[iii] James Allan Bill, The Politics of Iran: groups, classes and modernization, Merrill Political Science series, Columbus, Ohio: Merrill, 1972, p. 61.
[iv] Nikki R. Keddie; Yann Richard, Modern Iran: Roots and Results of Revolution, New Haven Conn: Yale‌ University‌ Press, 2006, pp. 222-225.
[v] Anoushiravan Ehteshami, Politics of Iran in Rafsanjani Presidency, Translated into Farsi by Ebrahim Mottaghi, Zohreh Postinchi, Tehran: Islamic Revolution Document Center, 1999, p.24.
[vi] Massoud  Mousavi Shafaei, Hajar Ardestani, The role of the middle class in the foreign policy of the Islamic Republic of Iran, Foreign Policy Quarterly, 28 (2), 237-263, 2014, p. 250. available at:
[vii] Adam Tarock, “Iran-Western Europe Relations on the Mend.” British Journal of Middle Eastern Studies, vol. 26, no. 1, Taylor & Francis, Ltd., 1999, pp. 41–61,

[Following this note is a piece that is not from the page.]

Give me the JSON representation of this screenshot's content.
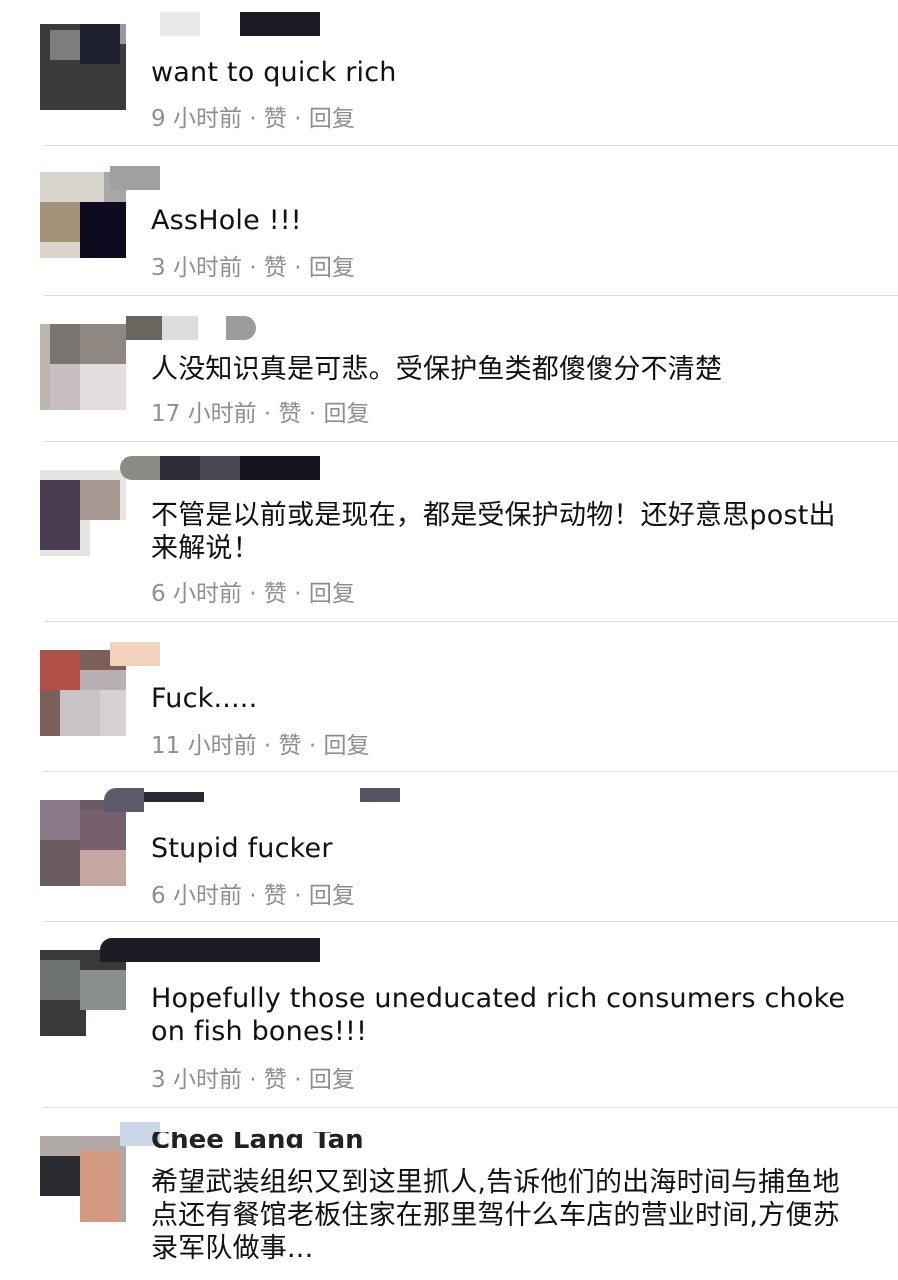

[viii] Saeed Mirtorabi, Seyed Mehdi Mir Abbasi, A Critique of Class Analyzes Based on the Electoral Behavior of the New Middle Class in Elections (with Emphasis on the Seventh (1997) and Ninth (2005) Presidential Elections, Theoretical Policy Research, Spring and Summer 2014, No. 15, available at:

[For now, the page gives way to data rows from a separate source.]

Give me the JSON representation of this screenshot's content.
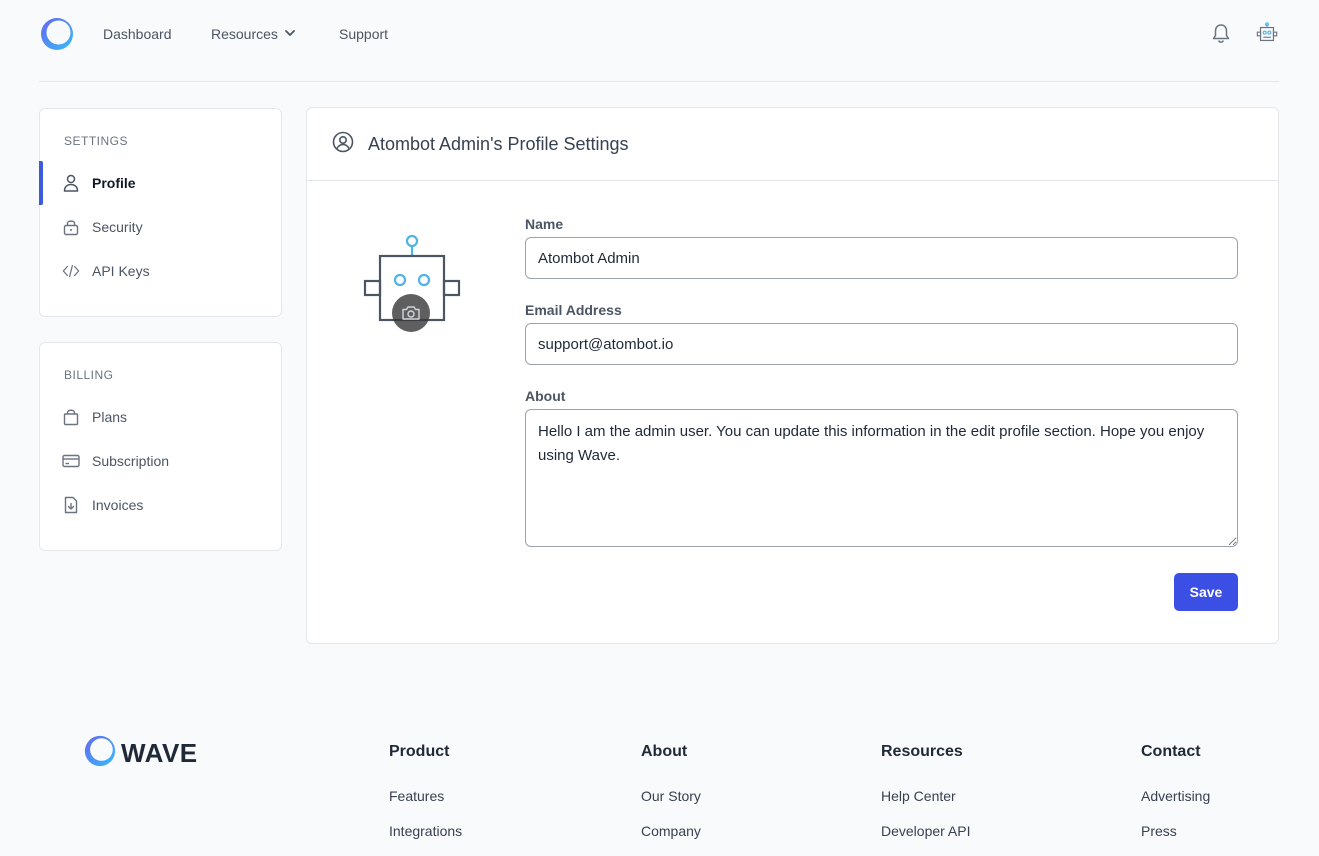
{
  "header": {
    "nav": [
      {
        "label": "Dashboard"
      },
      {
        "label": "Resources"
      },
      {
        "label": "Support"
      }
    ]
  },
  "sidebar": {
    "settings": {
      "heading": "SETTINGS",
      "items": [
        {
          "label": "Profile",
          "icon": "user-icon",
          "active": true
        },
        {
          "label": "Security",
          "icon": "lock-icon"
        },
        {
          "label": "API Keys",
          "icon": "code-icon"
        }
      ]
    },
    "billing": {
      "heading": "BILLING",
      "items": [
        {
          "label": "Plans",
          "icon": "bag-icon"
        },
        {
          "label": "Subscription",
          "icon": "credit-card-icon"
        },
        {
          "label": "Invoices",
          "icon": "document-download-icon"
        }
      ]
    }
  },
  "profile": {
    "title": "Atombot Admin's Profile Settings",
    "name_label": "Name",
    "name_value": "Atombot Admin",
    "email_label": "Email Address",
    "email_value": "support@atombot.io",
    "about_label": "About",
    "about_value": "Hello I am the admin user. You can update this information in the edit profile section. Hope you enjoy using Wave.",
    "save_label": "Save"
  },
  "footer": {
    "brand": "WAVE",
    "columns": [
      {
        "title": "Product",
        "links": [
          "Features",
          "Integrations"
        ]
      },
      {
        "title": "About",
        "links": [
          "Our Story",
          "Company"
        ]
      },
      {
        "title": "Resources",
        "links": [
          "Help Center",
          "Developer API"
        ]
      },
      {
        "title": "Contact",
        "links": [
          "Advertising",
          "Press"
        ]
      }
    ]
  },
  "colors": {
    "accent": "#3b4fe4",
    "active_indicator": "#3b5bdb",
    "robot_accent": "#4fb3e8"
  }
}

[ix] Mohammad Hossein Bahrani, The Middle Class and Political Developments in Contemporary Iran, Tehran: Agah, 2010, pp. 12-15.
[x] Asghar Partovi, Solmaz Moradnejad, The effects of oil on Iran’s economic security from 1989 to 2011, Iranian Social Science Studies Quarterly, Spring 2014, pp. 1-17, see page 6, available at:
[xi] Alireza Azghandi, An Introduction to the Political Sociology of Iran, Tehran: Qomes Publishing, 2006, p.31.
[xii] Seyed Mohammad Khatami, “Dialogue Among Civilizations: Contexts and Perspectives,” United Nations, available at:
[xiii]  “Ninth Election; Participation and competition in two stages,” June 11, 2013, available at:
[xiv] Ali Asghar Ghasemi, Behnam Ravash and Zakaria Mahmoudi, Sociological analysis of the presidential election in Iran (Case Study of the 2005 Elections), Journal of Contemporary Political Essays, Fall 2016, pp. 105-142, specially see: p. 135, available at:
[xv] Djavad Salehi-Isfahani, “Iran’s middle class and the nuclear deal,” Brookings, April 8, 2021, available at:
[xvi] “Why did the middle class elect Rouhani in the June 14 elections?” IRNA News, June 11, 2014, available at:
[xvii] “The final and official results of the 2021 presidential election and the number of invalid votes,” Radio Farda, June 21, 2021, available at:
[xviii] “Protest of Isfahan people against Zayandehrood drought,” BBC NEWS, November 19, 2021, available at:

Similar Articles

Search the site for posts and pages